The bell rings, and in walk the students.
Chris and Jordy are already arguing, completely ignoring your instructions.
"I didn't do my homework. Did my mom email you? She said she doesn't like the homework and I don't have to do it," Sam asserts upon entrance.
Kiana is tugging on your sleeve, "Miss, I need to talk to you NOW!" She gives you the eyes!
"Phone is ringing," Eric yells as he walks into the room.
A chair crashes to the floor from an angry Kim who has slammed her fists onto the desk, and then, walks out before class has begun.
You get to the phone just in time for it to stop ringing.
So you try...
“Boys and girls?”
“Okay, let’s focus.”
This phrase drives me crazy! First, you are the adult. You shouldn’t have to wait! Second, what kid doesn’t want you to wait while they finish having fun?
This is a terrible strategy!
The scenario above is going to happen! We all these moments, days, and days of these moments! And it's okay to have one of these "days", but they do not need to be the definition of your classroom!
Classroom routines and procedures should be established and practiced at the beginning of the school year! Expectations around procedures should also be established at the beginning of the school year AND reviewed periodically throughout the year!
As long as we are consistent, our classrooms should be well oiled machines, right?!
While I do like to think of myself as the QUEEN of my classroom, I just honestly don’t have that kind of power.
Things are going to happen that are beyond our control. That’s teaching!
But we can’t just WAIT to get students’ attention! I’m sure they would love for us to wait!
Once we have things back under control, we have to regain our students’ focus immediately.
So, how do we do that? Here are some tips and tricks that I use!
#1 Ding, Dong!
My doorbell has to be my Number One because it is foolproof!
It is my best trick for gaining my students’ attention, AND it is also engaging, versatile, and CHEAP! (What more can a teacher ask for?!)
I purchased the doorbell online! I keep the buzzer in my pocket or just lying on my desk, and I press it when I want the kids' attention.
It totally works!
I also had some fun with it when I first got it! Much like a game of ‘Where’s Waldo?’, my students searched for weeks to answer “Where is that noise coming from?!” A few of them found the doorbell’s hiding spot (a plug behind a bookcase), but they continued to let the other students’ play detective!
My doorbell also doubles as a signal to transition! For example, when we are rotating through editing stations or centers, I use press my buzzer. The first time the doorbell rings, I alert them to an upcoming transition: “One more minute.” The second time the students hear it, they move to their next location.
#2 Wordly Whispers
Improve your students’ vocabulary AND keep them on their toes!
Teach your students a word. Practice saying the word. Define the word. Use the word in sentences. Then, use the word as your attention getting signal.

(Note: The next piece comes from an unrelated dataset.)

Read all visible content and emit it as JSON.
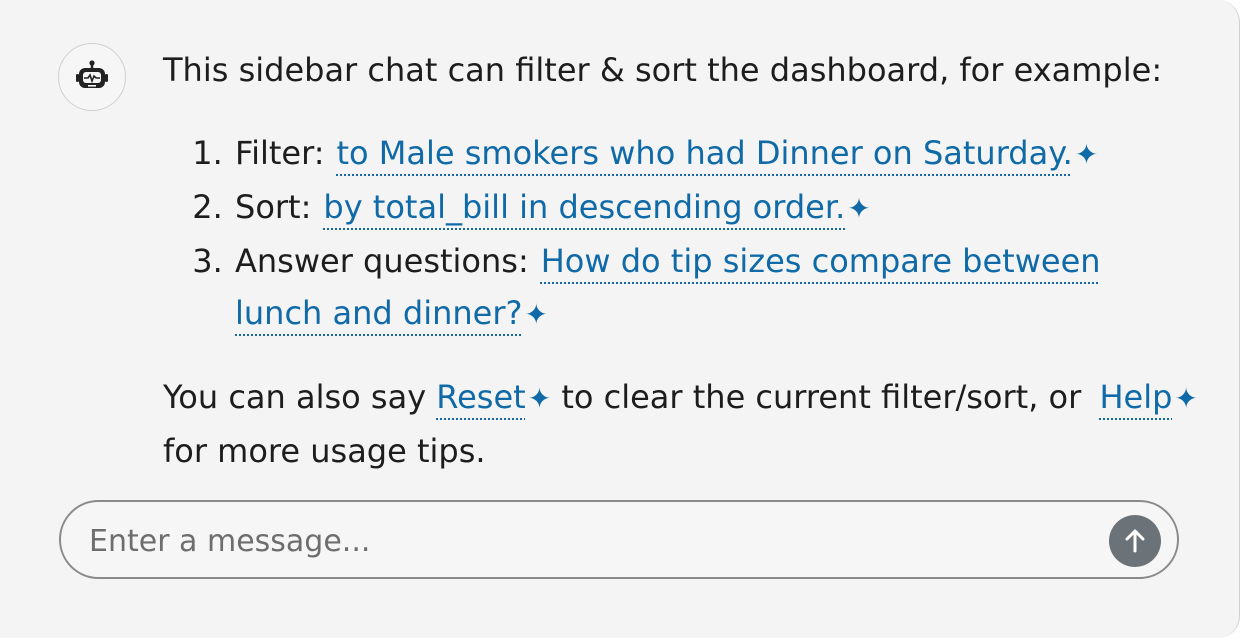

My students have a set of vocabulary words that they dissect, manipulate, and employ each week. Daily, I choose one of these words to be my Word of the Day. When students hear me say the Word of the Day, they know to freeze in place, turn their voices off, and put their eyes on me.
First, we use the Word of the Day in a sentence. Typically, I will model the word’s usage in a sentence for the first time we use a word. Students, then, generate sentences each time thereafter that I say the word.
After using the Word of the Day in a sentence, I will proceed with the instructions or transition, depending on the reason that I had asked for the students’ attention.
Students will be listening and waiting to hear the word! As a result, they will tune into the sound of your voice each time you address them.
#3 Let Me Get a Chant!
Chants are fun and can help improve oral language! Plus, it gets the entire class involved, and a little team building can go a long way!
Call-and-response strategies are utilized by the military to churches, and for our purposes, classrooms! This is when students respond verbally in unison with an identical saying to a teacher’s ‘call’.
Here are a few examples!
Teacher: Zip, zip, zap!
Students: We’re all that!
Teacher: Everyone in the house
Students: is quiet as a mouse.
Teacher: 1, 2, 3, eyes on me.
Students: 1, 2, eyes on you.
Teacher: 1, 2
Students: eyes on you.
Teacher: 1, 2
Students: eyes on you.
Teacher: 3, 4
Students: talk no more.
Teacher: L - I - S
Students: T - E - N
Whichever chant you choose, I would suggest having it as a written visual for your students as well. The visual will serve as a reminder of the expectation AND act as a literacy resource within your room!
If your kiddos do not have oral language, use claps! Make pattern calls and pattern responses!
These are a few tips for getting your students attention, but there are millions of attention-getting tricks!
~By Miss Rae
What are some other ways to get our kiddos’ attention?
Hi! I'm Miss Rae! I'm a Special Education Coordinator with a passion for creating research-based resources for DiVeRSe learners.